**Problem to solve**
Using the data below, report how many lines hold the word "Ring". Include nothing else in the reply.
** Material provided follows **
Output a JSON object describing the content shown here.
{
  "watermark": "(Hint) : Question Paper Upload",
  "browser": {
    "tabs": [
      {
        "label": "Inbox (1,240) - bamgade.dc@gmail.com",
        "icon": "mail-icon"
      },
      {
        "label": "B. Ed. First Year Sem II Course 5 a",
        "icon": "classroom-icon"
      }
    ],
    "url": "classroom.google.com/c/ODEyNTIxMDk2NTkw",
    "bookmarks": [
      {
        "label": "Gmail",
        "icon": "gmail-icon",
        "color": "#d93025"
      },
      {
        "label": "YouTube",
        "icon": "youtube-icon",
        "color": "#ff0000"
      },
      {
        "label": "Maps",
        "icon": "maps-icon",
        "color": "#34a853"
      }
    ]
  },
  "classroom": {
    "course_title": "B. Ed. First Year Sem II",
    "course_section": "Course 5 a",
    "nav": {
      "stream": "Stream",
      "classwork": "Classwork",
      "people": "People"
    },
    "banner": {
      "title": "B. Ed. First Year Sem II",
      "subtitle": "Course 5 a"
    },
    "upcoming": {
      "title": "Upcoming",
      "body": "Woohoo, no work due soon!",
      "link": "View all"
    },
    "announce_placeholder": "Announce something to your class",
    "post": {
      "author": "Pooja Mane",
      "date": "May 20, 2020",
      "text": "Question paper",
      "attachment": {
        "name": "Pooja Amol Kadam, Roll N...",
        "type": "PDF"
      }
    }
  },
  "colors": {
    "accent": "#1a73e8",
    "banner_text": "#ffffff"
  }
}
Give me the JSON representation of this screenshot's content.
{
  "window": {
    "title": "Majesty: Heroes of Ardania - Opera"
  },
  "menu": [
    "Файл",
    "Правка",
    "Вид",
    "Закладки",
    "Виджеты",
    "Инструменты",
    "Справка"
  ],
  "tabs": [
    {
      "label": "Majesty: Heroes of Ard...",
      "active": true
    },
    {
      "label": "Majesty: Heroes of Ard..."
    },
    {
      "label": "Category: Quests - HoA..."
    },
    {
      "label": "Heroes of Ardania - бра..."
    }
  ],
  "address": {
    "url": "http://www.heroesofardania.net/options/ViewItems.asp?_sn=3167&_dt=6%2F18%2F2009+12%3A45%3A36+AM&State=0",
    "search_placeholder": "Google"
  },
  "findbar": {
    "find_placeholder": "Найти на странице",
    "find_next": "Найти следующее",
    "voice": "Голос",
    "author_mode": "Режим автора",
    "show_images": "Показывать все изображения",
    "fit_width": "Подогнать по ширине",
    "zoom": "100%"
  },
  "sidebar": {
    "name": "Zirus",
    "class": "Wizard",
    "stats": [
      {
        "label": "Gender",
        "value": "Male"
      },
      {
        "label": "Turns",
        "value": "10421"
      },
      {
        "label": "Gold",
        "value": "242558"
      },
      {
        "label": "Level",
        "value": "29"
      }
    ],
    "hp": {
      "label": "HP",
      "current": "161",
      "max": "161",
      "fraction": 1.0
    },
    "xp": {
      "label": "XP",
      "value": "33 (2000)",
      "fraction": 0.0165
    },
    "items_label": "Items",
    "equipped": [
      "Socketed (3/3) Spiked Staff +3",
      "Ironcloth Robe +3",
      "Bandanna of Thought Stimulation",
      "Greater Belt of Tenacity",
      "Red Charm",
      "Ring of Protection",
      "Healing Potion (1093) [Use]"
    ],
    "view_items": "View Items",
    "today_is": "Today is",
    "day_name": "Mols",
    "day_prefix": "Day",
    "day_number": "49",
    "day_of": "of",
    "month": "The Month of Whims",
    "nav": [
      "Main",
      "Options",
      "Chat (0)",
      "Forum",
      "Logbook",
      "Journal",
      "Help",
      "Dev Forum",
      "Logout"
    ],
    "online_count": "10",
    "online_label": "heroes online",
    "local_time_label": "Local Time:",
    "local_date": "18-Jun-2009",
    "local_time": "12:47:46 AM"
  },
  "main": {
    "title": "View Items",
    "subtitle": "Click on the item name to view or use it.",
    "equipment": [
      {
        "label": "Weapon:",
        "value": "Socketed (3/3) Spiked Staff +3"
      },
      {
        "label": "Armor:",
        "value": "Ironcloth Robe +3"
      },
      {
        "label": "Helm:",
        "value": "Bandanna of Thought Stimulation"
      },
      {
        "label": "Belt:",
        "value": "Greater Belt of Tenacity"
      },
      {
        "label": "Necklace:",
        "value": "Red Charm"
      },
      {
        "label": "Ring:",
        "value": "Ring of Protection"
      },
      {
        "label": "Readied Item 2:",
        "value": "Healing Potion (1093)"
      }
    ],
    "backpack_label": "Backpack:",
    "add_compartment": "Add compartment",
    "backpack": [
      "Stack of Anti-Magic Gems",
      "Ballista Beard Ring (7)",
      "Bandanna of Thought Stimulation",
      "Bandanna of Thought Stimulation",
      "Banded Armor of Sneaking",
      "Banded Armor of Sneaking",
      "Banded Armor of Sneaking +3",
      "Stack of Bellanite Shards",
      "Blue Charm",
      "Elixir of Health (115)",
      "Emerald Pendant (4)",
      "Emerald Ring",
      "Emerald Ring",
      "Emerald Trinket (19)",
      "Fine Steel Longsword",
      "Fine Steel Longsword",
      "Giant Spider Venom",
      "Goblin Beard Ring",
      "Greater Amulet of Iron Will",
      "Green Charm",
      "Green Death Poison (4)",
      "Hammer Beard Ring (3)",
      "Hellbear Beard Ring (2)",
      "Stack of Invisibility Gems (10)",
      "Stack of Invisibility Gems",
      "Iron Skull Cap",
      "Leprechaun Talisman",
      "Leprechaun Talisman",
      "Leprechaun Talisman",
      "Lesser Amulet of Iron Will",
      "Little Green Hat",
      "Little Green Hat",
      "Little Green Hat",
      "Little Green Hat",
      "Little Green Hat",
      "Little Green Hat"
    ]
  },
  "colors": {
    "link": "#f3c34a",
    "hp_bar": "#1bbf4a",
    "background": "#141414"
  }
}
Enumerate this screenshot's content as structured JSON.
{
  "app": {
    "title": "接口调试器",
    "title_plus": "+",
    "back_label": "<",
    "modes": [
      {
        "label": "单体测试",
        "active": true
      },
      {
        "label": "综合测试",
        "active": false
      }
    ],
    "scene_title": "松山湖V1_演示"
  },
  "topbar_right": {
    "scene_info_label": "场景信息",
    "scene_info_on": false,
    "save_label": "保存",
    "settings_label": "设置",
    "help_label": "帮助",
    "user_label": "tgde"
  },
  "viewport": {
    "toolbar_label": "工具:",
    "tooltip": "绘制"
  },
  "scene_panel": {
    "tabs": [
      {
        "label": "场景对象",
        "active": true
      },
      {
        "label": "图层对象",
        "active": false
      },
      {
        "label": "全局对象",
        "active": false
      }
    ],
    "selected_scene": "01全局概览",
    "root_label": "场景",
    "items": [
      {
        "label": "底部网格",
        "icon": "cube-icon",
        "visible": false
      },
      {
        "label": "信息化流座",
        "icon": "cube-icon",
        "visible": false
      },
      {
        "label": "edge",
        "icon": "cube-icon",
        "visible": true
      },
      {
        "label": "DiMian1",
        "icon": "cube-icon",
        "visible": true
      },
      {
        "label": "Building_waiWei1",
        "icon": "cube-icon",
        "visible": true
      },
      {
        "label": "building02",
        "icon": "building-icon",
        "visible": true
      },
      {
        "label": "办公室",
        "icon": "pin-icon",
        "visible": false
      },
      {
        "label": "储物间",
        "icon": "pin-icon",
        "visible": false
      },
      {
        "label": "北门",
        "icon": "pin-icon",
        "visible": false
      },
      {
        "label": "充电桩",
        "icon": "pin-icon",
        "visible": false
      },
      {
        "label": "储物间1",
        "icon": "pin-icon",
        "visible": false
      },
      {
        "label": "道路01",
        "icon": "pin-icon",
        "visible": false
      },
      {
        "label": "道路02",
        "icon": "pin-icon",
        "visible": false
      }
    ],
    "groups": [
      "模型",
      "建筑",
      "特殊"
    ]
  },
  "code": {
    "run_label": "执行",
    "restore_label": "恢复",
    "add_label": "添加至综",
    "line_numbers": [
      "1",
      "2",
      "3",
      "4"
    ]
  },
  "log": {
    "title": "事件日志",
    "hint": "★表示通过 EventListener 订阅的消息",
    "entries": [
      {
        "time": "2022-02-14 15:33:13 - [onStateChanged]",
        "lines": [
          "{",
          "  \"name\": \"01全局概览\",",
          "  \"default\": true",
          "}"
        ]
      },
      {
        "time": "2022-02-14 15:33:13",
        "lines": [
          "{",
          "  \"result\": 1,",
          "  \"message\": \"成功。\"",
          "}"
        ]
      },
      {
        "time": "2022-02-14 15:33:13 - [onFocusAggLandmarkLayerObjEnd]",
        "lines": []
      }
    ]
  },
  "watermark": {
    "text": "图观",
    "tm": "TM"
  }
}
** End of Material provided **
**Response**
9